▶ **Work required**:
How many lines in the data below include the word "this"? Respond with the number, nothing more.

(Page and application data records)

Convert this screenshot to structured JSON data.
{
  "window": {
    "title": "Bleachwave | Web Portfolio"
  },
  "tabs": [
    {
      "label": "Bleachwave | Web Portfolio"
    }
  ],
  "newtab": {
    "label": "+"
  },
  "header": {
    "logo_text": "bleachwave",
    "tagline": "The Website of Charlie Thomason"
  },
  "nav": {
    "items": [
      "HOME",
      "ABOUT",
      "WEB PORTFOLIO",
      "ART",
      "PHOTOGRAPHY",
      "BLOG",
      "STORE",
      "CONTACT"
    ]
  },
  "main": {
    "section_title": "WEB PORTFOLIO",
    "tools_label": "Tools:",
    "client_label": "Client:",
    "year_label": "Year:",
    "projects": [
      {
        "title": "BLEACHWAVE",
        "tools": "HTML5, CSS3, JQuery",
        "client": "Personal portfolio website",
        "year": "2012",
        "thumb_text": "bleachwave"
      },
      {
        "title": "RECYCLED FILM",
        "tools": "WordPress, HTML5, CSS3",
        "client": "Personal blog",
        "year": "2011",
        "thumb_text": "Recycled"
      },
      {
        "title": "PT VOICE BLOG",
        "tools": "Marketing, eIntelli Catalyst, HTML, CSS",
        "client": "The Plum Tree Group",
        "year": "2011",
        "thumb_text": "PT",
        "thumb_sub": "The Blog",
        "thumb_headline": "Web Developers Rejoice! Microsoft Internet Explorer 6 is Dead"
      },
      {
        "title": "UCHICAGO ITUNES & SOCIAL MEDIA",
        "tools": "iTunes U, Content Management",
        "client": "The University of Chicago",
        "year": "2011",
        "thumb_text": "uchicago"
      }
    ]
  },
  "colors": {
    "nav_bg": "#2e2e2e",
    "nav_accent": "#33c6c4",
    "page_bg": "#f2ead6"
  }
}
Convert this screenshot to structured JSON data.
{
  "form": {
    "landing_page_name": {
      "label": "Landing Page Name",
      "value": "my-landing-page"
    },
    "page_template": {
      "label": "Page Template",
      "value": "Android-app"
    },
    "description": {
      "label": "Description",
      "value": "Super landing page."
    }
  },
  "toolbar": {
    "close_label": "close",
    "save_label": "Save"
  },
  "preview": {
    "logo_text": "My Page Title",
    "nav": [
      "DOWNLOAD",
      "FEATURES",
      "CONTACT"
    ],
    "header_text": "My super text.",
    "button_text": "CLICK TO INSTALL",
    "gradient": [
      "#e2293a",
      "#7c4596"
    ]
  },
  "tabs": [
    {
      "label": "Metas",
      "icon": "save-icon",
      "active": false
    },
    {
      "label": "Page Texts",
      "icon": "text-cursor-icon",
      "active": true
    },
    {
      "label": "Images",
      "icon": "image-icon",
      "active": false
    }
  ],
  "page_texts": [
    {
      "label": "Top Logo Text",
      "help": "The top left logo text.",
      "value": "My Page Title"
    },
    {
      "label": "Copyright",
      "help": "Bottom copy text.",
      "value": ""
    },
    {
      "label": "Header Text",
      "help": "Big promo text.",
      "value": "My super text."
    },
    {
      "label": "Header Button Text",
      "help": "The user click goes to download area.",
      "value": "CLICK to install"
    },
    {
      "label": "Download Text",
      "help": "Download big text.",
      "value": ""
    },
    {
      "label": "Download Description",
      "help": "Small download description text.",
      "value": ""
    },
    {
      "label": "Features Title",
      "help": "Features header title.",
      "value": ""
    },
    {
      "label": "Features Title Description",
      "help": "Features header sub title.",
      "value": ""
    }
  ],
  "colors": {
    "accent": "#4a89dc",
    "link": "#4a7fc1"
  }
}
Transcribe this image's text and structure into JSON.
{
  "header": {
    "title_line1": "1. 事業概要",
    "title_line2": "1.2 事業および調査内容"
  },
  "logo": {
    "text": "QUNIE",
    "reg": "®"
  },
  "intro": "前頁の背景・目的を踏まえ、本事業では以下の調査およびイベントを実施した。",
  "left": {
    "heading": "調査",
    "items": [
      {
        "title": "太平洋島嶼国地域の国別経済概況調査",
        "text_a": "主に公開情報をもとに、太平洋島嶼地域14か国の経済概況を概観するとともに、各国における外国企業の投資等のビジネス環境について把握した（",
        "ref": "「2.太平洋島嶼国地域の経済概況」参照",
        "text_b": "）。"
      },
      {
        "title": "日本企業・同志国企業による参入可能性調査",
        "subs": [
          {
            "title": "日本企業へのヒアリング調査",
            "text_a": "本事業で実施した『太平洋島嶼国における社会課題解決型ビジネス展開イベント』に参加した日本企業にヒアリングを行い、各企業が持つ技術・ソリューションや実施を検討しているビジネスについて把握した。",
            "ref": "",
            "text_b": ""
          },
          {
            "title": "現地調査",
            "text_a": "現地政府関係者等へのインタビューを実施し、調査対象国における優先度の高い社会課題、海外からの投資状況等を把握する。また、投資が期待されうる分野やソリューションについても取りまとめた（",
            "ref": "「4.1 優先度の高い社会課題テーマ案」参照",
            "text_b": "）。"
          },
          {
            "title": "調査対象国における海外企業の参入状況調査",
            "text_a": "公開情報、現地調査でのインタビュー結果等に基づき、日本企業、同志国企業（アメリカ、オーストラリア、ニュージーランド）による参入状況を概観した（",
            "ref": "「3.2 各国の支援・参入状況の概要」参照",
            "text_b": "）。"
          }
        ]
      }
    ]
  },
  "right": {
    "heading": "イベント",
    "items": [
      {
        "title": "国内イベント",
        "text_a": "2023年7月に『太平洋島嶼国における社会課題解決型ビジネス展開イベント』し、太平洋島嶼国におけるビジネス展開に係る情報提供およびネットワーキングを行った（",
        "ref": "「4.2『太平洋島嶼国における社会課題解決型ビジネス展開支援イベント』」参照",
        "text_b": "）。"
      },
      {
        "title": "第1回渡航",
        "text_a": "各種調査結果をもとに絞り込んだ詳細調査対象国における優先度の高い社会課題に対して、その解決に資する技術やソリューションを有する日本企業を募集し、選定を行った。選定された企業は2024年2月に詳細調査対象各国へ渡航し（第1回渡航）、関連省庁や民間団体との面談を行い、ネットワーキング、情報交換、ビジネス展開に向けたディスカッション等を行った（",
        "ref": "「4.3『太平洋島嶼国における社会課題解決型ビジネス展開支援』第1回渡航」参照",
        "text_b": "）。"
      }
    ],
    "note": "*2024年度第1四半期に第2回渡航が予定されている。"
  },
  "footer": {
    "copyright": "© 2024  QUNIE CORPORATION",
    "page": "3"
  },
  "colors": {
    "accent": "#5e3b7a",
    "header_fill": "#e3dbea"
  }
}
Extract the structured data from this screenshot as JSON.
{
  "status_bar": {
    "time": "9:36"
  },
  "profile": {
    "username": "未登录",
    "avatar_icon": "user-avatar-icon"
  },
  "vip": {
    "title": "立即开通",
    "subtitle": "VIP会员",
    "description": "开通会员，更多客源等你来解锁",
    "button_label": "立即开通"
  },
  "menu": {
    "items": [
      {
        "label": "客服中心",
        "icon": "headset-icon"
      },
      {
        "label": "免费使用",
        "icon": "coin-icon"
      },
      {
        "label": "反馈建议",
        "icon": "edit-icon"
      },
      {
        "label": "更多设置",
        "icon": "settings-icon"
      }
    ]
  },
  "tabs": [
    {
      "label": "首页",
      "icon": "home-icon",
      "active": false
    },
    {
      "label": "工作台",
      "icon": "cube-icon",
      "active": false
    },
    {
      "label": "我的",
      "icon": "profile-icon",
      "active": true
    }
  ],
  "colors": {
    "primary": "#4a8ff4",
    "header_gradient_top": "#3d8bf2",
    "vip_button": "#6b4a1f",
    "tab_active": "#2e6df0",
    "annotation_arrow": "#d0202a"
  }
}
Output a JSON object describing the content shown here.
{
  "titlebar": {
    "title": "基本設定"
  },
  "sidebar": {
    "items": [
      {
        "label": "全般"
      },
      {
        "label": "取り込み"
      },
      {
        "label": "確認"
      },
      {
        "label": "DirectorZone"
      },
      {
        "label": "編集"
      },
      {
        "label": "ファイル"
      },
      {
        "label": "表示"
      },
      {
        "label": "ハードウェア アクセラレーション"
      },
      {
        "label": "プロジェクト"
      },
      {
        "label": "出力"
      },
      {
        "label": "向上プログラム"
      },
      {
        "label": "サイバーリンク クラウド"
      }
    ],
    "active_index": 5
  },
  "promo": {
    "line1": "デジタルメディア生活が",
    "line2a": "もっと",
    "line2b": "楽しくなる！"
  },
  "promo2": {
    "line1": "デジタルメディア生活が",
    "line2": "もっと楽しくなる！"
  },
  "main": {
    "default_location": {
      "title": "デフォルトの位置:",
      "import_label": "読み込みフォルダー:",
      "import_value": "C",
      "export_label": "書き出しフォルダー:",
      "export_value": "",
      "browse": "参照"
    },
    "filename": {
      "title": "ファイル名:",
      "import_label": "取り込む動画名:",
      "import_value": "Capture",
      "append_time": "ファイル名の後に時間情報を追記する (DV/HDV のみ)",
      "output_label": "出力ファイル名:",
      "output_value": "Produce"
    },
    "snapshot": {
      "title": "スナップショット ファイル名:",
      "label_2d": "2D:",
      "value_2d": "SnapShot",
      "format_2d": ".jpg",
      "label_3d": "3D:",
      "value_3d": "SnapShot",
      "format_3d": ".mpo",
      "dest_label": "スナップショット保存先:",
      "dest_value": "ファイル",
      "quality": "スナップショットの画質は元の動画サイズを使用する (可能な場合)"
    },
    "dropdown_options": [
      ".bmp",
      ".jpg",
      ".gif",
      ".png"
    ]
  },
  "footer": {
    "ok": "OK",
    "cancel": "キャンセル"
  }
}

▶ **Solved problem**:
4